“There needs to be more public information and more independent evaluation of these systems before they are rolled out in the UK,” according to Marion Oswald of the government’s Centre for Data Ethics and Innovation. “At the end of the day, they are potentially replacing methods of metal detection and physical searches that have been tried and tested.”
According to Evolv, AI and machine learning enable scanners to produce distinctive “signatures” of weapons that distinguish them from objects like computers or keys, eliminating manual inspections and averting long lines. The chief executive Peter George stated last year, “Metallic composition, shape, fragmentation – we have tens of thousands of these signatures, for all the weapons that are out there – all the guns, all the bombs, and all the large tactical knives.”
However, independent security experts have questioned several of Evolv’s claims for a number of years. Previously, the business declined to allow IPVM to test its Evolv Express technology. But, it permitted the National Center for Spectator Sports Safety and Security (NCS4) last year.
The public report from NCS4, released earlier this year, earned Evolv a score of 2.84 out of 3 – numerous different types of firearms were detected 100% of the time. However, it also generated a secret report, which IPVM received through a FOIA request and released with BBC News along with communications between Evolv and NCS4. In that, it awarded Evolv’s capacity to recognize huge knives a mere 1.3 out of 3 points. Evolv Express missed detecting big knives 42% of the time in 24 walkthroughs.
According to the report, “The system was incapable of detecting every knife on the sensitivity level observed during the exercise.”
“Recommend full transparency to potential customers, based on data collected.”
Conor Healy of IPVM stated, “For certain categories of knives, the system didn’t detect them at all when they were brought through. And that completely conflicts with what Evolv has told the public.” Additionally, the NCS4’s study did not reveal what kinds of huge knives the system failed to detect.
On another note, the company that controls Manchester Arena, ASM Global, stated that it would introduce Evolv Express at further venues, making it the “first such deployment at an arena in Europe.”
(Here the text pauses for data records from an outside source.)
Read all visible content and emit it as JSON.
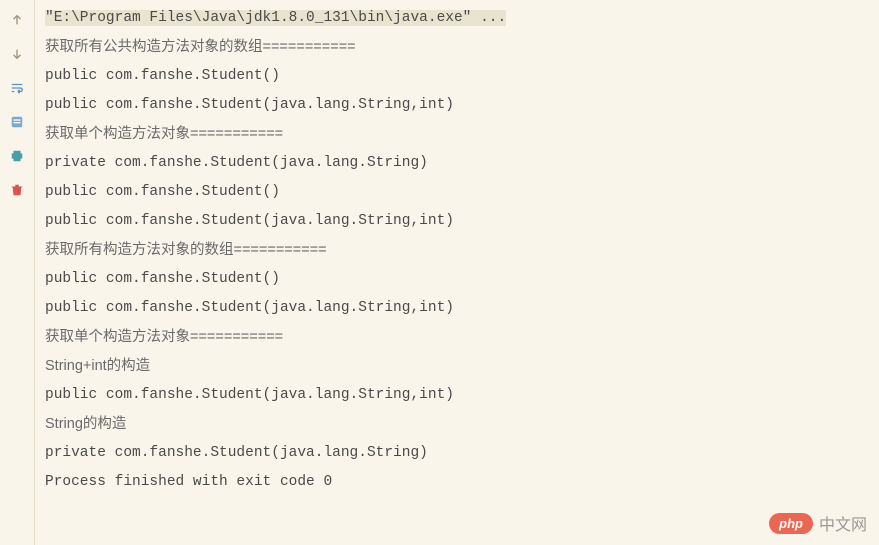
{
  "gutter": {
    "icons": [
      {
        "name": "arrow-up-icon"
      },
      {
        "name": "arrow-down-icon"
      },
      {
        "name": "soft-wrap-icon"
      },
      {
        "name": "scroll-to-end-icon"
      },
      {
        "name": "print-icon"
      },
      {
        "name": "trash-icon"
      }
    ]
  },
  "console": {
    "command": "\"E:\\Program Files\\Java\\jdk1.8.0_131\\bin\\java.exe\" ...",
    "lines": [
      {
        "text": "获取所有公共构造方法对象的数组===========",
        "chinese": true
      },
      {
        "text": "public com.fanshe.Student()"
      },
      {
        "text": "public com.fanshe.Student(java.lang.String,int)"
      },
      {
        "text": "获取单个构造方法对象===========",
        "chinese": true
      },
      {
        "text": "private com.fanshe.Student(java.lang.String)"
      },
      {
        "text": "public com.fanshe.Student()"
      },
      {
        "text": "public com.fanshe.Student(java.lang.String,int)"
      },
      {
        "text": "获取所有构造方法对象的数组===========",
        "chinese": true
      },
      {
        "text": "public com.fanshe.Student()"
      },
      {
        "text": "public com.fanshe.Student(java.lang.String,int)"
      },
      {
        "text": "获取单个构造方法对象===========",
        "chinese": true
      },
      {
        "text": "String+int的构造",
        "chinese": true
      },
      {
        "text": "public com.fanshe.Student(java.lang.String,int)"
      },
      {
        "text": "String的构造",
        "chinese": true
      },
      {
        "text": "private com.fanshe.Student(java.lang.String)"
      },
      {
        "text": ""
      },
      {
        "text": "Process finished with exit code 0"
      }
    ]
  },
  "watermark": {
    "badge": "php",
    "text": "中文网"
  }
}
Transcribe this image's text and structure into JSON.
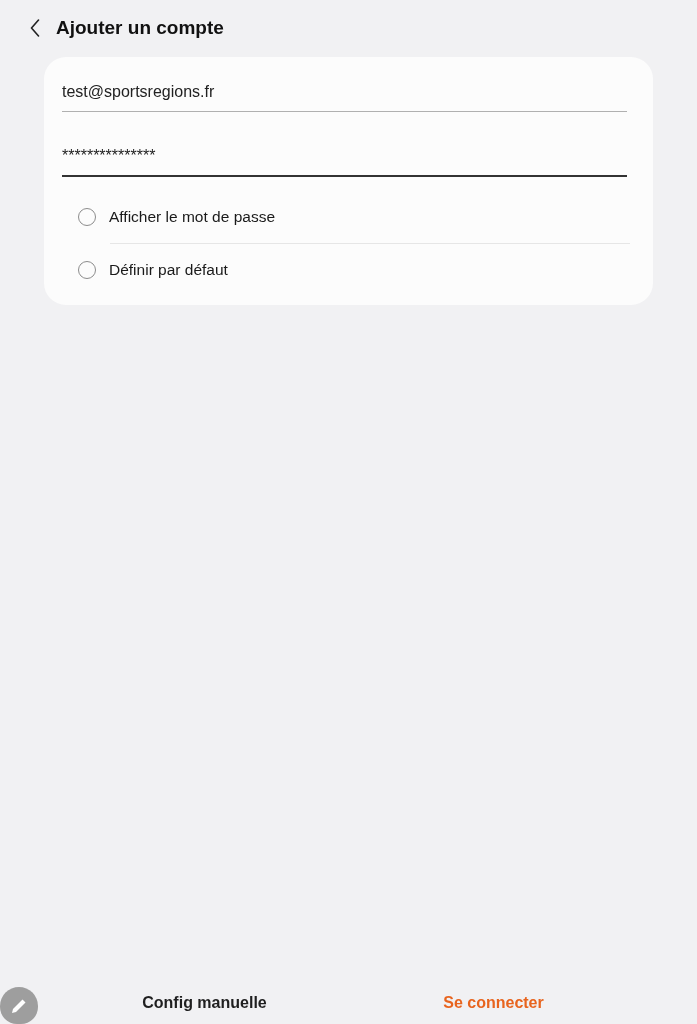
{
  "header": {
    "title": "Ajouter un compte"
  },
  "form": {
    "fields": [
      {
        "value": "test@sportsregions.fr",
        "focused": false
      },
      {
        "value": "***************",
        "focused": true
      }
    ],
    "options": [
      {
        "label": "Afficher le mot de passe",
        "checked": false
      },
      {
        "label": "Définir par défaut",
        "checked": false
      }
    ]
  },
  "actions": [
    {
      "label": "Config manuelle",
      "kind": "secondary"
    },
    {
      "label": "Se connecter",
      "kind": "primary"
    }
  ]
}
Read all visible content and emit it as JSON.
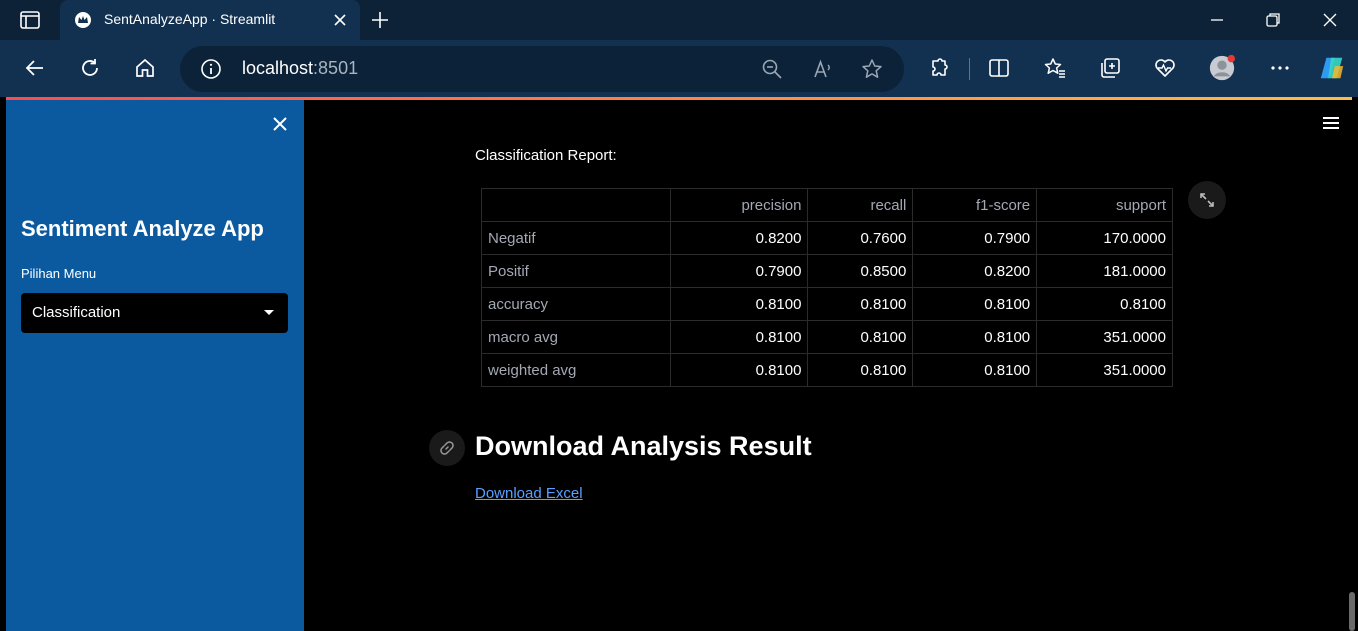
{
  "browser": {
    "tab_title": "SentAnalyzeApp · Streamlit",
    "url_host": "localhost",
    "url_port": ":8501"
  },
  "sidebar": {
    "app_title": "Sentiment Analyze App",
    "menu_label": "Pilihan Menu",
    "menu_selected": "Classification"
  },
  "main": {
    "report_label": "Classification Report:",
    "table": {
      "headers": [
        "",
        "precision",
        "recall",
        "f1-score",
        "support"
      ],
      "rows": [
        {
          "name": "Negatif",
          "precision": "0.8200",
          "recall": "0.7600",
          "f1": "0.7900",
          "support": "170.0000"
        },
        {
          "name": "Positif",
          "precision": "0.7900",
          "recall": "0.8500",
          "f1": "0.8200",
          "support": "181.0000"
        },
        {
          "name": "accuracy",
          "precision": "0.8100",
          "recall": "0.8100",
          "f1": "0.8100",
          "support": "0.8100"
        },
        {
          "name": "macro avg",
          "precision": "0.8100",
          "recall": "0.8100",
          "f1": "0.8100",
          "support": "351.0000"
        },
        {
          "name": "weighted avg",
          "precision": "0.8100",
          "recall": "0.8100",
          "f1": "0.8100",
          "support": "351.0000"
        }
      ]
    },
    "section_title": "Download Analysis Result",
    "download_link": "Download Excel"
  },
  "colors": {
    "sidebar_bg": "#0b5aa0",
    "link": "#5aa0ff",
    "accent_start": "#ff4b4b",
    "accent_end": "#ffbd45"
  }
}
On the other hand, the NCS4 report is significant because nothing is known publicly regarding the effectiveness of Evolv technology. According to Evolv, the Center for the Protection of National Infrastructure, which is a department of the Home Office, had also examined it. The Home Office, however, declined to confirm or reject this when contacted by BBC News.